◆ **Given records**
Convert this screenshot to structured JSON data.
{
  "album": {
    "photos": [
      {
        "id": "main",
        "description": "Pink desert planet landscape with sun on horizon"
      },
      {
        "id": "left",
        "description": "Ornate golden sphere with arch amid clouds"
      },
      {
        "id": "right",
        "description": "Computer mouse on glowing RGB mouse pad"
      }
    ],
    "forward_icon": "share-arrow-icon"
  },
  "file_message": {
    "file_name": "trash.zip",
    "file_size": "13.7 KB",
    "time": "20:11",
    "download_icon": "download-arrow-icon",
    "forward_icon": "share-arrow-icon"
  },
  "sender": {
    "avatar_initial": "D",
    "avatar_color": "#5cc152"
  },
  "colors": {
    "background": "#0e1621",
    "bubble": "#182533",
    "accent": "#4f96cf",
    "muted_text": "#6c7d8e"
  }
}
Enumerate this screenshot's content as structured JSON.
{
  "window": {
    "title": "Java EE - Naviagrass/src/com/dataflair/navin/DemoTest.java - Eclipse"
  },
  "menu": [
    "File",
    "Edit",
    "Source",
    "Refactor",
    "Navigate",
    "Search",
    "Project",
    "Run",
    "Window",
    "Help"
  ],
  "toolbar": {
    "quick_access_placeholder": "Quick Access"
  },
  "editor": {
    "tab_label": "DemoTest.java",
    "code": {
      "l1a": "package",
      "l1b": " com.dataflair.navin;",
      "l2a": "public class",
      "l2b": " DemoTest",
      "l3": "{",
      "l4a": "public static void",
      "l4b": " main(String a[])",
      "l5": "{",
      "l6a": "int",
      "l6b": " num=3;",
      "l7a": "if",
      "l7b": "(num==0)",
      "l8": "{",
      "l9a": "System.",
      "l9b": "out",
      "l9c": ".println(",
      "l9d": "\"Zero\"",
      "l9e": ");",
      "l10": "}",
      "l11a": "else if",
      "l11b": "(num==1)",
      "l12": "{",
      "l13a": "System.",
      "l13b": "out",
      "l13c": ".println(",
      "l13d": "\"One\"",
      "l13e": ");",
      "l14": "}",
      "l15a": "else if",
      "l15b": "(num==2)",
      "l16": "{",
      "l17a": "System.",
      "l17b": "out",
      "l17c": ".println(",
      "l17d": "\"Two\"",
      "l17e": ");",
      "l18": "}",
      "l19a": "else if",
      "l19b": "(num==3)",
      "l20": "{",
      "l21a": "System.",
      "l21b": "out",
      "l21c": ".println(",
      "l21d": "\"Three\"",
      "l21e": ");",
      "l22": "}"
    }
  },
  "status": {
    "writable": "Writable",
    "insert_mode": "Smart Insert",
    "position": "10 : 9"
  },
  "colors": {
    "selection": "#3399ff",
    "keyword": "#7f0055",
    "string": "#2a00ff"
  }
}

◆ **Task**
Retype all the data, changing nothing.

◆ **Exercise solution**
Convert this screenshot to structured JSON data.
{
  "album": {
    "photos": [
      {
        "id": "main",
        "description": "Pink desert planet landscape with sun on horizon"
      },
      {
        "id": "left",
        "description": "Ornate golden sphere with arch amid clouds"
      },
      {
        "id": "right",
        "description": "Computer mouse on glowing RGB mouse pad"
      }
    ],
    "forward_icon": "share-arrow-icon"
  },
  "file_message": {
    "file_name": "trash.zip",
    "file_size": "13.7 KB",
    "time": "20:11",
    "download_icon": "download-arrow-icon",
    "forward_icon": "share-arrow-icon"
  },
  "sender": {
    "avatar_initial": "D",
    "avatar_color": "#5cc152"
  },
  "colors": {
    "background": "#0e1621",
    "bubble": "#182533",
    "accent": "#4f96cf",
    "muted_text": "#6c7d8e"
  }
}
Enumerate this screenshot's content as structured JSON.
{
  "window": {
    "title": "Java EE - Naviagrass/src/com/dataflair/navin/DemoTest.java - Eclipse"
  },
  "menu": [
    "File",
    "Edit",
    "Source",
    "Refactor",
    "Navigate",
    "Search",
    "Project",
    "Run",
    "Window",
    "Help"
  ],
  "toolbar": {
    "quick_access_placeholder": "Quick Access"
  },
  "editor": {
    "tab_label": "DemoTest.java",
    "code": {
      "l1a": "package",
      "l1b": " com.dataflair.navin;",
      "l2a": "public class",
      "l2b": " DemoTest",
      "l3": "{",
      "l4a": "public static void",
      "l4b": " main(String a[])",
      "l5": "{",
      "l6a": "int",
      "l6b": " num=3;",
      "l7a": "if",
      "l7b": "(num==0)",
      "l8": "{",
      "l9a": "System.",
      "l9b": "out",
      "l9c": ".println(",
      "l9d": "\"Zero\"",
      "l9e": ");",
      "l10": "}",
      "l11a": "else if",
      "l11b": "(num==1)",
      "l12": "{",
      "l13a": "System.",
      "l13b": "out",
      "l13c": ".println(",
      "l13d": "\"One\"",
      "l13e": ");",
      "l14": "}",
      "l15a": "else if",
      "l15b": "(num==2)",
      "l16": "{",
      "l17a": "System.",
      "l17b": "out",
      "l17c": ".println(",
      "l17d": "\"Two\"",
      "l17e": ");",
      "l18": "}",
      "l19a": "else if",
      "l19b": "(num==3)",
      "l20": "{",
      "l21a": "System.",
      "l21b": "out",
      "l21c": ".println(",
      "l21d": "\"Three\"",
      "l21e": ");",
      "l22": "}"
    }
  },
  "status": {
    "writable": "Writable",
    "insert_mode": "Smart Insert",
    "position": "10 : 9"
  },
  "colors": {
    "selection": "#3399ff",
    "keyword": "#7f0055",
    "string": "#2a00ff"
  }
}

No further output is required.